"That particular module provided a framework for crucial conversations for staff members about religious expression. The staff consulted about how they could be more sensitive about their interactions with each other, students, parents and the community with regard to this topic.
"The training helped Frankford staff define terms such as 'culture' and 'cultural competency' in order to have a common vocabulary so that effective, clear conversations could take place. The training also reminded staff that they could refer to Plano ISD Policy Online for clarification if needed.
"The cultural competency module also brought about a new level of awareness with the introduction of the term 'micro-aggression.' Staff members began to review their own actions and word choices to make sure they were not committing micro-aggressions against other staff, students, parents and/or community members.

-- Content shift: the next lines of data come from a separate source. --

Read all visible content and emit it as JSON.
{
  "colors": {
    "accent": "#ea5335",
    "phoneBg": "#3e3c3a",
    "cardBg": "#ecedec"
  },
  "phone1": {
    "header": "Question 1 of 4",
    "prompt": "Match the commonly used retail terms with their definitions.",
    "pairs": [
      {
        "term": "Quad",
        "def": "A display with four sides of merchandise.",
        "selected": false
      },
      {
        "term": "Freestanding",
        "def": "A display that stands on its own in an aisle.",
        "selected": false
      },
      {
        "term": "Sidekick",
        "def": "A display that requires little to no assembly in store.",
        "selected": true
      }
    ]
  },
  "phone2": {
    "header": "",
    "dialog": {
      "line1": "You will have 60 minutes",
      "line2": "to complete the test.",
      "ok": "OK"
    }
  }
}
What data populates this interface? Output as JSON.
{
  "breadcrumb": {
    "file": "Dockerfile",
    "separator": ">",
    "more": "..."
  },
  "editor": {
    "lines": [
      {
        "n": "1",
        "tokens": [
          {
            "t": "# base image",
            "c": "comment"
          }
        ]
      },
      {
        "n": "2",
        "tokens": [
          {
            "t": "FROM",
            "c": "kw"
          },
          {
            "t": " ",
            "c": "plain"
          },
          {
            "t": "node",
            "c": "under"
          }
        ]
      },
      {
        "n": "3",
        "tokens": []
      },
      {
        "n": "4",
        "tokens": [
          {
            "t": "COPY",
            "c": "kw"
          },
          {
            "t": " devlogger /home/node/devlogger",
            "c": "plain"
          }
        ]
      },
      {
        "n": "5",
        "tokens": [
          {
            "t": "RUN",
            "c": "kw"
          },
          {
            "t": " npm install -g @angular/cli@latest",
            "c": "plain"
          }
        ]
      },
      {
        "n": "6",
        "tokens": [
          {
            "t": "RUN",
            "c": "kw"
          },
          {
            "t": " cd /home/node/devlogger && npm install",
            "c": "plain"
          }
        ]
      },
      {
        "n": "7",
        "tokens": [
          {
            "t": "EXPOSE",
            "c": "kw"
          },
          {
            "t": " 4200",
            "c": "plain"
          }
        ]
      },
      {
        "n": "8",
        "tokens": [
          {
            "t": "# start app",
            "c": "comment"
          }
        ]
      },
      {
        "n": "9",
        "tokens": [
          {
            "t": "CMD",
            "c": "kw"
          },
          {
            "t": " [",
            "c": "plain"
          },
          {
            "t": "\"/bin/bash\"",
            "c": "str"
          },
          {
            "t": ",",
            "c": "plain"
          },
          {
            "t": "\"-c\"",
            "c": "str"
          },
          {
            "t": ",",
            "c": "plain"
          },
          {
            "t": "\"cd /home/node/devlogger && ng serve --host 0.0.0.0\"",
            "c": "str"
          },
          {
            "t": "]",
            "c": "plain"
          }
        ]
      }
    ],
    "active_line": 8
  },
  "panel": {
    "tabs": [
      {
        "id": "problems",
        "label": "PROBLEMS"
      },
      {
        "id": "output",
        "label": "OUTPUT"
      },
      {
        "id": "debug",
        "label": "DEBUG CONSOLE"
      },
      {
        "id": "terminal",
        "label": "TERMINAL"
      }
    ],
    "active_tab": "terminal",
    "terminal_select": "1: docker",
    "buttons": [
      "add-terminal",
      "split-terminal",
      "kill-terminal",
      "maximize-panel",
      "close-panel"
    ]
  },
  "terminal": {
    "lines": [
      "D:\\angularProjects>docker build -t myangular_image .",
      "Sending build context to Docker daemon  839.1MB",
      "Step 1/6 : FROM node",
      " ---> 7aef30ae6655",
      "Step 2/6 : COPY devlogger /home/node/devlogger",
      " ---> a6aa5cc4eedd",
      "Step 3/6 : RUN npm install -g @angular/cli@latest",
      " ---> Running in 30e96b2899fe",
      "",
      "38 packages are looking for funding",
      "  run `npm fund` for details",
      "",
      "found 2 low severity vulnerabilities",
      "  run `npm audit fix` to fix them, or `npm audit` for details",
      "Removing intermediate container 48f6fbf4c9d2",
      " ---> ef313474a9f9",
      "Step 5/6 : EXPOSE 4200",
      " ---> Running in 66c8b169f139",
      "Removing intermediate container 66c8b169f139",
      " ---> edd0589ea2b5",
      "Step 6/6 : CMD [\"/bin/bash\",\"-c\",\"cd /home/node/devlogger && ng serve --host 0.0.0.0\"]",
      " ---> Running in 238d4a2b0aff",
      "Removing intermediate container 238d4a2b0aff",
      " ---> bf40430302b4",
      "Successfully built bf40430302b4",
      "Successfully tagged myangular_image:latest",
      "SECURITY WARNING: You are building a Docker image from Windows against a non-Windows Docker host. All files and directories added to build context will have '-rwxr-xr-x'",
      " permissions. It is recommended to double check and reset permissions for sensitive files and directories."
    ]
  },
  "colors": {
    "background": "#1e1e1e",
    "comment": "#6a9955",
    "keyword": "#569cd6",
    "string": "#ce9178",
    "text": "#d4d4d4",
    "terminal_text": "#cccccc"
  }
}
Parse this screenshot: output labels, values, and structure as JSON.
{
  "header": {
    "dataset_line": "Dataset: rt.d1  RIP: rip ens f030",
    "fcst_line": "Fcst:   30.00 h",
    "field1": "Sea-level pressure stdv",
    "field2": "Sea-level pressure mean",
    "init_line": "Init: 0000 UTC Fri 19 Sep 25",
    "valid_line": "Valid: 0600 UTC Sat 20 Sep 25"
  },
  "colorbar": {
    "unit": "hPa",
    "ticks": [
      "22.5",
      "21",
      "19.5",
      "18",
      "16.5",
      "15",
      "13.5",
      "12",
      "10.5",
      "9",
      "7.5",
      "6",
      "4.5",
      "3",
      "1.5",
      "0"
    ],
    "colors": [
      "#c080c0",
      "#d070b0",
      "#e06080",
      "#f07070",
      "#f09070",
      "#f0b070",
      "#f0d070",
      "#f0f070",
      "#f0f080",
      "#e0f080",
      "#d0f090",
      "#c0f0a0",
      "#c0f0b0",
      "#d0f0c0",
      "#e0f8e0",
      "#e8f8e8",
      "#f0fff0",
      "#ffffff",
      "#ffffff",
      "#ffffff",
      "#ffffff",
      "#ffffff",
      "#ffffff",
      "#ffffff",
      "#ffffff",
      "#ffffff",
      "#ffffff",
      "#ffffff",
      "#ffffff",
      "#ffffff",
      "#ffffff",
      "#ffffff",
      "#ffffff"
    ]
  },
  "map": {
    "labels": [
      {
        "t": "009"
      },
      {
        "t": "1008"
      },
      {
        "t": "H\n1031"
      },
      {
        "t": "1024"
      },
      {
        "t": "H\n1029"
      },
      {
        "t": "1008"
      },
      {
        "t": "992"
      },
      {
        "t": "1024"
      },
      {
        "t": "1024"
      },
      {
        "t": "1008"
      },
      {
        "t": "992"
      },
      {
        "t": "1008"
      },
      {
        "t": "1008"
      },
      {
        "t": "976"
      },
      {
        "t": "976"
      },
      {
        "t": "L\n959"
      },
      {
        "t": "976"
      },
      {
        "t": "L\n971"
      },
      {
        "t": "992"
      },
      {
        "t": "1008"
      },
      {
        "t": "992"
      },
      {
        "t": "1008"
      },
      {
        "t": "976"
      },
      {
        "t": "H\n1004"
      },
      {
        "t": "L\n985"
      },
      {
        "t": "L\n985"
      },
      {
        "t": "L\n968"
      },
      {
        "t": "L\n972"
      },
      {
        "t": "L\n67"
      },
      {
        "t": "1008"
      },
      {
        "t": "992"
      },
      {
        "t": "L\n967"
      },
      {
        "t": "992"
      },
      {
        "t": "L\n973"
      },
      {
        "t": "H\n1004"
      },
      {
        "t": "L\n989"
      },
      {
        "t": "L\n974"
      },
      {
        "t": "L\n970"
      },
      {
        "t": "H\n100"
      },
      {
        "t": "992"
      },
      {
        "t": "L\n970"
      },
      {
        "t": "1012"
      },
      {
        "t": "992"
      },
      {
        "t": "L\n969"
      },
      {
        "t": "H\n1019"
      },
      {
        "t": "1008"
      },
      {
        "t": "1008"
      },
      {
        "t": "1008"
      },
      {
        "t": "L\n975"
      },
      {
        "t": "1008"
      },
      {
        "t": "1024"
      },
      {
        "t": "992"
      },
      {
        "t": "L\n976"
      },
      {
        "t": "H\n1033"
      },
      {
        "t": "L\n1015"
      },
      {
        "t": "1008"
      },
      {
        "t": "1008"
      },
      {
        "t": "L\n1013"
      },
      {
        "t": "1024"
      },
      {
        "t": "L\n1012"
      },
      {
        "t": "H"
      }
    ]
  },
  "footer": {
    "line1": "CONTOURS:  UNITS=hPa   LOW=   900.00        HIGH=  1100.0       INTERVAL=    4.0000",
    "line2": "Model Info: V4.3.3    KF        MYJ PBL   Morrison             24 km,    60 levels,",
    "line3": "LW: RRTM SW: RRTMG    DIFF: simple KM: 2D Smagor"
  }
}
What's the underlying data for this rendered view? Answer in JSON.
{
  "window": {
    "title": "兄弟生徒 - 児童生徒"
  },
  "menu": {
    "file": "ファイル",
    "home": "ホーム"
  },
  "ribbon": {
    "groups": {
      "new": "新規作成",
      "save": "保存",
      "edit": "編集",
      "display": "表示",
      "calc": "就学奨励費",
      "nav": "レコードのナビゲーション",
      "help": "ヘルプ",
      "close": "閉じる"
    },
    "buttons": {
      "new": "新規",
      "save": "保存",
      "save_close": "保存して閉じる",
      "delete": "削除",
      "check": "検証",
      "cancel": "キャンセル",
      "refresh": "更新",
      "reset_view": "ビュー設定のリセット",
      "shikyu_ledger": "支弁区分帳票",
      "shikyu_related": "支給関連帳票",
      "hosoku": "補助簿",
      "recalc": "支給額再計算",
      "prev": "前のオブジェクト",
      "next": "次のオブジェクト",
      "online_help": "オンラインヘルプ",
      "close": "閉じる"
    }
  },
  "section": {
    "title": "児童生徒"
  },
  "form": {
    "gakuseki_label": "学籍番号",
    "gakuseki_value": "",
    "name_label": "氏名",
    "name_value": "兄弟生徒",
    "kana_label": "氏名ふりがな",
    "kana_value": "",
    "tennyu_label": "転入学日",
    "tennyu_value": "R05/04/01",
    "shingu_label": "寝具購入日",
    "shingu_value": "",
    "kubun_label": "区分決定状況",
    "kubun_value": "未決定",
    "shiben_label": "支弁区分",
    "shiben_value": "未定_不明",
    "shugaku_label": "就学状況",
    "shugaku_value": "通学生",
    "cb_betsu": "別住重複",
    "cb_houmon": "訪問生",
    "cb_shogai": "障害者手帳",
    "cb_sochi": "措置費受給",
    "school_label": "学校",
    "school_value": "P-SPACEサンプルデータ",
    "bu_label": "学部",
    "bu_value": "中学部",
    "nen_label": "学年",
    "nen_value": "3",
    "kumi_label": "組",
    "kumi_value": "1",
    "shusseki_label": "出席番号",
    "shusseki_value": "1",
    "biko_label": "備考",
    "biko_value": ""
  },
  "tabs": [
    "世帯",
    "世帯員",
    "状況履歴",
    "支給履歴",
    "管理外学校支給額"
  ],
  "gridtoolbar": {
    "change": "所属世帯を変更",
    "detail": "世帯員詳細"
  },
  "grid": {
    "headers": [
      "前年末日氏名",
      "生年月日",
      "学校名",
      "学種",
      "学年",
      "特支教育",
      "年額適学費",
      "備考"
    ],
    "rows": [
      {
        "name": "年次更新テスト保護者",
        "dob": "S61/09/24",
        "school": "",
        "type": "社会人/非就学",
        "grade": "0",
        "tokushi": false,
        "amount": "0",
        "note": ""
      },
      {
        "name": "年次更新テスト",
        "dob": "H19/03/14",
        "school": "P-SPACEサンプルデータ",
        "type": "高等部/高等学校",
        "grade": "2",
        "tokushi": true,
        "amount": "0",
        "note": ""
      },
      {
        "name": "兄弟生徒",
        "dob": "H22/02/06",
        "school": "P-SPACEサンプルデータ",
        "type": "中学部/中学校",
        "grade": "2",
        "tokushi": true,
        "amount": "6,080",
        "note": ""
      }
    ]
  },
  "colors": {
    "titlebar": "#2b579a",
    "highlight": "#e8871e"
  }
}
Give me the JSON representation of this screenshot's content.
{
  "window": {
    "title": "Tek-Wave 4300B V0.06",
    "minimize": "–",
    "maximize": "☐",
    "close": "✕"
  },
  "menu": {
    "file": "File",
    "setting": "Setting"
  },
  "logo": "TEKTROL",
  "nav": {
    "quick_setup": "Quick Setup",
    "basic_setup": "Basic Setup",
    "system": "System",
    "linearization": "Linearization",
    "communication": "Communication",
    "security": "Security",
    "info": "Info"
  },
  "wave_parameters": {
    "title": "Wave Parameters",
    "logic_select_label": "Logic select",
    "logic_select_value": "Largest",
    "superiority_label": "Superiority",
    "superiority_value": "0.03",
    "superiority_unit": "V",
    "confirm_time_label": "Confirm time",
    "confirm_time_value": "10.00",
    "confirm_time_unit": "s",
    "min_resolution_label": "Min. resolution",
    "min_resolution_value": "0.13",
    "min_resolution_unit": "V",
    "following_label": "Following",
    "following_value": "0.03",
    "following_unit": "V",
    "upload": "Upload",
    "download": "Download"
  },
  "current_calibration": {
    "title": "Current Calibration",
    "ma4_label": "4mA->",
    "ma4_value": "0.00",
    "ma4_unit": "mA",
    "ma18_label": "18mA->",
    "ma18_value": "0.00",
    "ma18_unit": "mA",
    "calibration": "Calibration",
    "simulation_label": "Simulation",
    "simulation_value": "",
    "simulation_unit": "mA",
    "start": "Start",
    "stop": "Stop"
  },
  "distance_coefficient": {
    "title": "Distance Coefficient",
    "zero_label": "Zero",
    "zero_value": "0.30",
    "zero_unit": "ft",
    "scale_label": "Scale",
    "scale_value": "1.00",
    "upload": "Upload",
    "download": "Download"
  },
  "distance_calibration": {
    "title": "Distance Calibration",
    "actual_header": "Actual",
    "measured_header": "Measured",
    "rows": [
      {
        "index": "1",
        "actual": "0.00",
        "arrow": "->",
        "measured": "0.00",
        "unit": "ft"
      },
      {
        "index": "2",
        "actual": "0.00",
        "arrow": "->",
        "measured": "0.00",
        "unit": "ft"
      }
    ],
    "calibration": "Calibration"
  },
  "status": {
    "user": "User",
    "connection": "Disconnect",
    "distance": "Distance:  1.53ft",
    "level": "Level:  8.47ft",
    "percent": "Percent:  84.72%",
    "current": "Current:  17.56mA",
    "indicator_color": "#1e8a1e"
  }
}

Teachers are among the first to be trained on cultural competency. This school year, district administrators will also be trained to share the training with the employees in their service departments.
"They gained understanding that sometimes micro-aggressions may be perceived by the recipient when they were not intended by the speaker, and that the speaker will want to take ownership of how their words and actions are understood by others.
"Frankford’s administrators asked the cultural competency campus facilitators to prepare a presentation for the student body so that they could also engage in similar conversations at an age-appropriate level. During Frankford’s Safety Day, a 50-minute block was set aside so that all students could review in small classes the cultural competency materials that were prepared for them.
"Perhaps the most expressed sentiment amongst the Frankford staff was that the Cultural Competency training provided a context to engage in conversations about topics that need to be addressed in a respectful, purposeful manner to improve relationships across the campus."
Future District Training
In addition to teacher training, district administrators from each service department will be trained during the 2010-11 school year to train colleagues on their teams in cultural competency, making the initiative a district-wide effort shared by all employees.